produced by Mark Goodson
-Bill Todman Productions for ABC
and hosted by Bud Collyer which replaced Beat the Clock
, a Goodson-Todman game hosted by Collyer. The daytime game had two contestants facing a pair of 19-slot boards (numbered, as you'd expect, from 1-19; the top row belonged to the champion). The contestants each chose three numbers to start the game, then alternated picking one number at a time to reveal either letters or spaces.
This continued until one of them buzzed-in, in which case s/he then had to give the answer to both their own puzzle and
their opponent's exactly as they were on the board. Doing so awarded the puzzle answers (always prizes, and always related to each other), along with a few bonuses.
Originally, each match consisted of a single pair of puzzles. By May, the format was altered to a best-of-three match.
The show ran from January 30-December 29, 1961 and, while Collyer continued with To Tell the Truth

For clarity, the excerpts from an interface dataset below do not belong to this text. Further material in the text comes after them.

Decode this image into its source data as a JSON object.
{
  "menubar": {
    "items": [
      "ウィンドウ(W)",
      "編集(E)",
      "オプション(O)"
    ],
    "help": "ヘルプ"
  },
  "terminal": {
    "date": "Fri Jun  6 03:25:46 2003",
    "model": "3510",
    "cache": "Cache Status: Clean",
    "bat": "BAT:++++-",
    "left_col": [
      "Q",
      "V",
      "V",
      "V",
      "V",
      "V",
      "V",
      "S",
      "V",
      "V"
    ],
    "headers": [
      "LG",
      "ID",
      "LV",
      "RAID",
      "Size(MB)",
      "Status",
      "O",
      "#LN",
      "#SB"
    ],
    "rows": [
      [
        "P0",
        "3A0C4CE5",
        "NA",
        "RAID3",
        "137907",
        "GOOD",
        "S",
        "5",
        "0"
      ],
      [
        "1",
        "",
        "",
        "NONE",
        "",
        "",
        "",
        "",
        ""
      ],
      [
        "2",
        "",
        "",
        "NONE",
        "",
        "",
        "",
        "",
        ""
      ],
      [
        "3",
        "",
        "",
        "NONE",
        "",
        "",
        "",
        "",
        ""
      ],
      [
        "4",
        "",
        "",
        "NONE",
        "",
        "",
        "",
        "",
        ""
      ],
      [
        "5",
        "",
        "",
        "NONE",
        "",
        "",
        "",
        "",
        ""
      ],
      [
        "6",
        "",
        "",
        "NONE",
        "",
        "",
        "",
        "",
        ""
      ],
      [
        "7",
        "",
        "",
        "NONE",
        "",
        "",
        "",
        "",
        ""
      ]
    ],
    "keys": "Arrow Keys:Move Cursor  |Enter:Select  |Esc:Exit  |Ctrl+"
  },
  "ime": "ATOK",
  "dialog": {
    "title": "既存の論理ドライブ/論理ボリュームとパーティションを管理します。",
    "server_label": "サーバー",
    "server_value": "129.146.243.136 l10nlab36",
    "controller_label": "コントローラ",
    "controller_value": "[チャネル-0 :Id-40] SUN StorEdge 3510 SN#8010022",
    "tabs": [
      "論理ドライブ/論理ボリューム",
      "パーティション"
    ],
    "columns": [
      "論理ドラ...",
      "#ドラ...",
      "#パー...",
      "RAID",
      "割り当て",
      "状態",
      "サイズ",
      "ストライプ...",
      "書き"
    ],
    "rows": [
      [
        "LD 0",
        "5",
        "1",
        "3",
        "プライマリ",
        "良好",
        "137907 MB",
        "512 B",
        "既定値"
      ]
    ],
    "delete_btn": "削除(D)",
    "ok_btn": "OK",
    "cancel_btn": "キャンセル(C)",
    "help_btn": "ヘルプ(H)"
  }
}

, Number Please
quickly dropped into obscurity thanks to being wiped.
- Game Show Winnings Cap: Five games, a limit that may have been dropped when the format was altered.
- Home Game: One was produced, which doesn't really bear any resemblance to the TV format (or at least that of the existing episode).
This show provides examples of:
- Catch Phrase:
- "[Let's] light up the game board."
- "Congratulations from Number Please!"
- Opening Narration: The logo was a smaller version of the game board, with twelve spaces on two rows. The letters revealed themselves as Paul said them.
"N-U-M-B-E-R, P-L-E-A-S-E...Number Please. This portion of Number Please is brought to you by Johnson shampoo — the no-tears shampoo that can't burn eyes. And now here's your host on Number Please, Bud Collyer!"
- Recycled Soundtrack: At least part of the music library consisted of prize cues from The Price Is Right.
- Title Drop: "[Contestant], what is your first number, please?"